Paul says to Timothy that “All Scripture is God-breathed…and useful” (2 Tim 3:16). Recently, I’ve noticed some pastors and professors claiming that even if what God breathes out is flatly in error, that shouldn’t deter us from using it. It comes from God and it contains errors. Nevertheless, says Bruxy Cavey, “You should use it, it’s really useful! Try it sometime, really useful book!” (link). Scripture might be false (and no doubt is in many places), but it’s useful all the same. Our question is: Is Bruxy right? Continue reading
In the past few posts (see here, here, and here), we’ve looked at this idea that the Bible isn’t authoritative; only Jesus is. The Bible isn’t perfect and error-free; only our Saviour is. At first glance, these assertions have the ring of piety.
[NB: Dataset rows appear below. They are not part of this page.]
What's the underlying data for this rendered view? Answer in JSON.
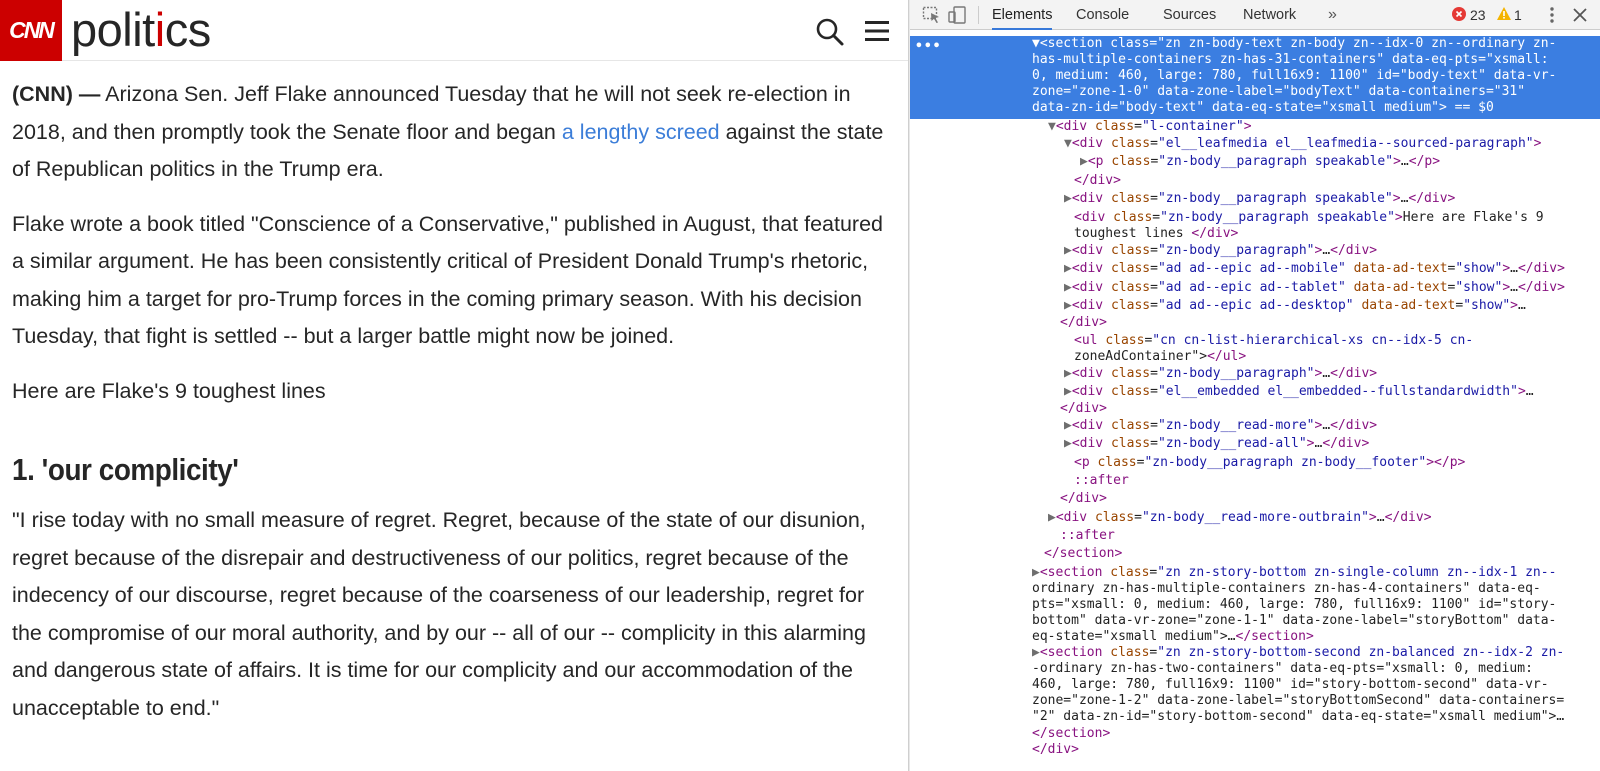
{
  "header": {
    "logo_text": "CNN",
    "section_title": "politics",
    "section_title_accent": "#cc0000"
  },
  "article": {
    "p1_dateline": "(CNN) —",
    "p1_before_link": " Arizona Sen. Jeff Flake announced Tuesday that he will not seek re-election in 2018, and then promptly took the Senate floor and began ",
    "p1_link": "a lengthy screed",
    "p1_after_link": " against the state of Republican politics in the Trump era.",
    "p2": "Flake wrote a book titled \"Conscience of a Conservative,\" published in August, that featured a similar argument. He has been consistently critical of President Donald Trump's rhetoric, making him a target for pro-Trump forces in the coming primary season. With his decision Tuesday, that fight is settled -- but a larger battle might now be joined.",
    "p3": "Here are Flake's 9 toughest lines",
    "subhead": "1. 'our complicity'",
    "p4": "\"I rise today with no small measure of regret. Regret, because of the state of our disunion, regret because of the disrepair and destructiveness of our politics, regret because of the indecency of our discourse, regret because of the coarseness of our leadership, regret for the compromise of our moral authority, and by our -- all of our -- complicity in this alarming and dangerous state of affairs. It is time for our complicity and our accommodation of the unacceptable to end.\""
  },
  "devtools": {
    "tabs": [
      "Elements",
      "Console",
      "Sources",
      "Network"
    ],
    "active_tab": "Elements",
    "more_tabs": "»",
    "error_count": "23",
    "warning_count": "1",
    "selected_marker": "•••",
    "dom_lines": [
      "▼<section class=\"zn zn-body-text zn-body zn--idx-0 zn--ordinary zn-",
      "has-multiple-containers zn-has-31-containers\" data-eq-pts=\"xsmall:",
      "0, medium: 460, large: 780, full16x9: 1100\" id=\"body-text\" data-vr-",
      "zone=\"zone-1-0\" data-zone-label=\"bodyText\" data-containers=\"31\"",
      "data-zn-id=\"body-text\" data-eq-state=\"xsmall medium\"> == $0",
      "▼<div class=\"l-container\">",
      "▼<div class=\"el__leafmedia el__leafmedia--sourced-paragraph\">",
      "▶<p class=\"zn-body__paragraph speakable\">…</p>",
      "</div>",
      "▶<div class=\"zn-body__paragraph speakable\">…</div>",
      "<div class=\"zn-body__paragraph speakable\">Here are Flake's 9",
      "toughest lines </div>",
      "▶<div class=\"zn-body__paragraph\">…</div>",
      "▶<div class=\"ad ad--epic ad--mobile\" data-ad-text=\"show\">…</div>",
      "▶<div class=\"ad ad--epic ad--tablet\" data-ad-text=\"show\">…</div>",
      "▶<div class=\"ad ad--epic ad--desktop\" data-ad-text=\"show\">…",
      "</div>",
      "<ul class=\"cn cn-list-hierarchical-xs cn--idx-5 cn-",
      "zoneAdContainer\"></ul>",
      "▶<div class=\"zn-body__paragraph\">…</div>",
      "▶<div class=\"el__embedded el__embedded--fullstandardwidth\">…",
      "</div>",
      "▶<div class=\"zn-body__read-more\">…</div>",
      "▶<div class=\"zn-body__read-all\">…</div>",
      "<p class=\"zn-body__paragraph zn-body__footer\"></p>",
      "::after",
      "</div>",
      "▶<div class=\"zn-body__read-more-outbrain\">…</div>",
      "::after",
      "</section>",
      "▶<section class=\"zn zn-story-bottom zn-single-column zn--idx-1 zn--",
      "ordinary zn-has-multiple-containers zn-has-4-containers\" data-eq-",
      "pts=\"xsmall: 0, medium: 460, large: 780, full16x9: 1100\" id=\"story-",
      "bottom\" data-vr-zone=\"zone-1-1\" data-zone-label=\"storyBottom\" data-",
      "eq-state=\"xsmall medium\">…</section>",
      "▶<section class=\"zn zn-story-bottom-second zn-balanced zn--idx-2 zn-",
      "-ordinary zn-has-two-containers\" data-eq-pts=\"xsmall: 0, medium:",
      "460, large: 780, full16x9: 1100\" id=\"story-bottom-second\" data-vr-",
      "zone=\"zone-1-2\" data-zone-label=\"storyBottomSecond\" data-containers=",
      "\"2\" data-zn-id=\"story-bottom-second\" data-eq-state=\"xsmall medium\">…",
      "</section>",
      "</div>"
    ]
  }
}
Unfortunately, the least bit of probing exposes the painful fact that they are supported by demonstrably invalid arguments. That is, they aren’t supported at all. Continue reading
Some bible critics have claimed that defending the Bible’s inerrancy “discredits Christ.” It does this, we’re told, “by taking qualities of Christ – his sinless perfection – and trying to attribute those to Scripture“ (Bruxy Cavey). Now of course any true Christian will affirm that Christ is sinless and perfect. Inerrantists go one step further; they “take” this property of sinless perfection and “give” it of the Bible. And this, the critic insists, is a problem. Well, how so? Continue reading
In his post “Why All Arminians are Calvinists,” Dr. Mark Jones represents the Arminian position on divine election (and foreknowledge) as follows:
In the Arminian scheme, God “sees” what would happen based on a conditional future and then chooses based on what he “sees” take place in a purely conditional world. In this scheme, God knows conditionals conditionally.
In sum, Arminianism introduces a separate category, in which the human decision becomes the causal factor that determines the event. It is a form of semi-pelagianism.
This view, he says, “bows to the god of human freedom and makes God the servant of humans.” Well, that certainly doesn’t sound like a good thing, and if true it would certainly be a strike against Arminianism. But is Mark correct? I don’t think so. Continue reading